At this time, with the situation worsening every day, the Israeli embassy was busy trying to evacuate 1700 Israelis and Iranian Jews, and as much of their belongings as they could fit in the El Al planes. Segev felt he had no choice, and agreed to take the wild cats. But when he arrived at the zoo, he found he was too late. The angry mob had already invaded and killed the Shah’s pets.
On December 8, 1978, the four fallow deer were put back in their crates and loaded into the cargo hold of what turned out to be the last El Al flight from Tehran to Israel. They were met at the Tel Aviv airport by General Yoffe. Van Grevenbroek reported the General had tears in eyes when he saw the deer.

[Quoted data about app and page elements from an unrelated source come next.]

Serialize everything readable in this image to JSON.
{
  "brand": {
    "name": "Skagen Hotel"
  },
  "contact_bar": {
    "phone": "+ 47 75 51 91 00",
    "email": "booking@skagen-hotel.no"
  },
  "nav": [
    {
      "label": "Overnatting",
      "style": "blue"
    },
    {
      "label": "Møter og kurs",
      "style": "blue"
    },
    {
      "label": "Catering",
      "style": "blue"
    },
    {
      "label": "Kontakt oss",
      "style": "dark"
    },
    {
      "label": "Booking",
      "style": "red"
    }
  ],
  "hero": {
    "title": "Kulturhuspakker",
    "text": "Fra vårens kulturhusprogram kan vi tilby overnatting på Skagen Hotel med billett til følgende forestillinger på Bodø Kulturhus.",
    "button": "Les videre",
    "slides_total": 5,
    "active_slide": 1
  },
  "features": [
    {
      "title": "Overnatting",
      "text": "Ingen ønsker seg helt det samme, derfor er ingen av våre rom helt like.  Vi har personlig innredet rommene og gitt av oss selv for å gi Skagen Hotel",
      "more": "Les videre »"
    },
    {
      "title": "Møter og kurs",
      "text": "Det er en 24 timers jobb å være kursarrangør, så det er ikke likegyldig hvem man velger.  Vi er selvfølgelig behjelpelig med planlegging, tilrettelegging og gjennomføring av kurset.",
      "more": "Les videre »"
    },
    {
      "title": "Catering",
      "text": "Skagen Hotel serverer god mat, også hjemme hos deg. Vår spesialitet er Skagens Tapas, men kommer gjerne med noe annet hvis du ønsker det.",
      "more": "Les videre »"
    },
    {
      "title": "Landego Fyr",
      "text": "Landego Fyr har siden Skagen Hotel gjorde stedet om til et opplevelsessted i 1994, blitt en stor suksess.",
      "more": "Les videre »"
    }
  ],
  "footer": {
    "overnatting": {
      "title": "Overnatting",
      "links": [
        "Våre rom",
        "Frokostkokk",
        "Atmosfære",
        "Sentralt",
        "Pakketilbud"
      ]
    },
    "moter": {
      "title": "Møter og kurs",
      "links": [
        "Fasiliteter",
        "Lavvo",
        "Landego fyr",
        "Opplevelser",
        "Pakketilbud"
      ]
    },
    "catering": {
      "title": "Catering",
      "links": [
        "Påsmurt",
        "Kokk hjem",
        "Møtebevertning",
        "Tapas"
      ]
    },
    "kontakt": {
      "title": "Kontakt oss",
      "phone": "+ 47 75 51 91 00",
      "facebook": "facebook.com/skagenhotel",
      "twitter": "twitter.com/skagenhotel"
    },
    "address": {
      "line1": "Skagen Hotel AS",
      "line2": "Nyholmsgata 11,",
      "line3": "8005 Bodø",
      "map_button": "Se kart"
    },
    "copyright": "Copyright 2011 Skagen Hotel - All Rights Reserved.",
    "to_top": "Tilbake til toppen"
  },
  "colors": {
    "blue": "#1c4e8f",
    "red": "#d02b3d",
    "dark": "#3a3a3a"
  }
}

The deer were taken to the Hai Bar nature reserve. Along with several Persian fallow deer acquired from European zoos, they became the progenitors of a population of about 150 animals. In 1996, the Biblical Zoo established a captive breeding program, which has also been very successful.
It is estimated that today about 150 Persian fallow deer remain in the wild in Iran. In Israel about two hundred of them live in the Hai Bar reserve. Additionally, more than forty deer have been released into the wild in the Judean mountains around Jerusalem, where they seem to be thriving. They have been sighted as far away as Tzur Hadassah and Ramat Raziel, twenty kilometers away.
And of course in Jerusalem, at the zoo. I tried to explain to the grandchildren the difference between Bambi and the fallow deer. Bambi, a white-tailed deer, had spots when he was little, and when he grew up his coat was all brown; these deer are all brown when they are little, but have spots when they are grown up. On our next zoo trip, the children ran to where they could see the deer, and excitedly pointed them out. “Look! Bambi!”
Obviously, Disney is more authoritative than Savta.